### [Instructions for the task]
Pull out every line below that contains the word "text".

Source data:
####

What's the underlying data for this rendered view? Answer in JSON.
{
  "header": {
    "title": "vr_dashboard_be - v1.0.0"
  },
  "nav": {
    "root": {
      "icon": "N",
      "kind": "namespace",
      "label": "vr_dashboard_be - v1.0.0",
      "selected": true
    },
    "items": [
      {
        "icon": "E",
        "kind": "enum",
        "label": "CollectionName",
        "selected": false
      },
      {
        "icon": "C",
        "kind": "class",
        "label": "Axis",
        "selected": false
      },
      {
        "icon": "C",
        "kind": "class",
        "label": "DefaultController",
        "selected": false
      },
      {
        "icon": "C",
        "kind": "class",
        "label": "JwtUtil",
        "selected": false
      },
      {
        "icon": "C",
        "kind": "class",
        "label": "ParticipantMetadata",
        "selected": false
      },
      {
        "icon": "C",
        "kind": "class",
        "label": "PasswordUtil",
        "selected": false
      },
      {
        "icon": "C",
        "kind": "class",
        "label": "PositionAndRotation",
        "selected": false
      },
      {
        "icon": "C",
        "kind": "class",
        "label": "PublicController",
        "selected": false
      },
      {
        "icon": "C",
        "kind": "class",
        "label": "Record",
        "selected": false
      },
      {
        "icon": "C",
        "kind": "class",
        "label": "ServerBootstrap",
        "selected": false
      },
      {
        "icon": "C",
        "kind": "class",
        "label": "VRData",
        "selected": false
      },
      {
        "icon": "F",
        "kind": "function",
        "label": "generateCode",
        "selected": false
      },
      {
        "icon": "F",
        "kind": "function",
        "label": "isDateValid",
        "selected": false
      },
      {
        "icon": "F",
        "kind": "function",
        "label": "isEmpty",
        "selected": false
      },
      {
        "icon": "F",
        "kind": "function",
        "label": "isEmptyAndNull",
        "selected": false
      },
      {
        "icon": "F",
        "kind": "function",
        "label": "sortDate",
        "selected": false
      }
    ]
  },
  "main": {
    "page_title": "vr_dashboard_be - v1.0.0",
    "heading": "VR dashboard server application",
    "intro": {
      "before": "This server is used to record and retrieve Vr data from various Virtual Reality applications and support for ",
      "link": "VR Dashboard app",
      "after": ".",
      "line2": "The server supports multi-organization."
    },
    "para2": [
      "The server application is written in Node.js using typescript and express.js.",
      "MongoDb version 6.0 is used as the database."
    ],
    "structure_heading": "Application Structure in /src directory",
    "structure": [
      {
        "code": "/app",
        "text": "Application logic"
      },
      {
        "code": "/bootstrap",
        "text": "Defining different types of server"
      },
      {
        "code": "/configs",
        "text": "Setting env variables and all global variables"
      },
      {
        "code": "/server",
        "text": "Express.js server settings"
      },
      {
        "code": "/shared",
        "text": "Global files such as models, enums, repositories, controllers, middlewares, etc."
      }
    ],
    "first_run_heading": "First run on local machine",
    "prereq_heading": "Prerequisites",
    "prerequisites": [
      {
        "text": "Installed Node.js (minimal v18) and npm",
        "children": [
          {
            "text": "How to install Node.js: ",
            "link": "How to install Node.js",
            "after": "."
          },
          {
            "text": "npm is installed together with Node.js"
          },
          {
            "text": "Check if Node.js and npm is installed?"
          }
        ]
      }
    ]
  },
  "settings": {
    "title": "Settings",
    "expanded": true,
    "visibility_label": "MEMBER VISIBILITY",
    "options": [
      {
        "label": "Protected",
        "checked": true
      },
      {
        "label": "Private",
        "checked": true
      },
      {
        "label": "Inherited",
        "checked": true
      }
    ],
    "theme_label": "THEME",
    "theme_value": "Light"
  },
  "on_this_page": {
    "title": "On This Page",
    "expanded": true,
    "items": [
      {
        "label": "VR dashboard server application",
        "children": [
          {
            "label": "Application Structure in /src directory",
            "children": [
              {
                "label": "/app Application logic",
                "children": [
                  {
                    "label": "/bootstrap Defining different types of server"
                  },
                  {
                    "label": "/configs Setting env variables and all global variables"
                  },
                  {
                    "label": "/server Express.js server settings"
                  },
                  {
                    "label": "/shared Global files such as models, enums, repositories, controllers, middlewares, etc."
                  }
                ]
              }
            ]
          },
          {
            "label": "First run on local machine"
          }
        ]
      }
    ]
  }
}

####

### [Problem solution]
        "text": "Application logic"
        "text": "Defining different types of server"
        "text": "Setting env variables and all global variables"
        "text": "Express.js server settings"
        "text": "Global files such as models, enums, repositories, controllers, middlewares, etc."
        "text": "Installed Node.js (minimal v18) and npm",
            "text": "How to install Node.js: ",
            "text": "npm is installed together with Node.js"
            "text": "Check if Node.js and npm is installed?"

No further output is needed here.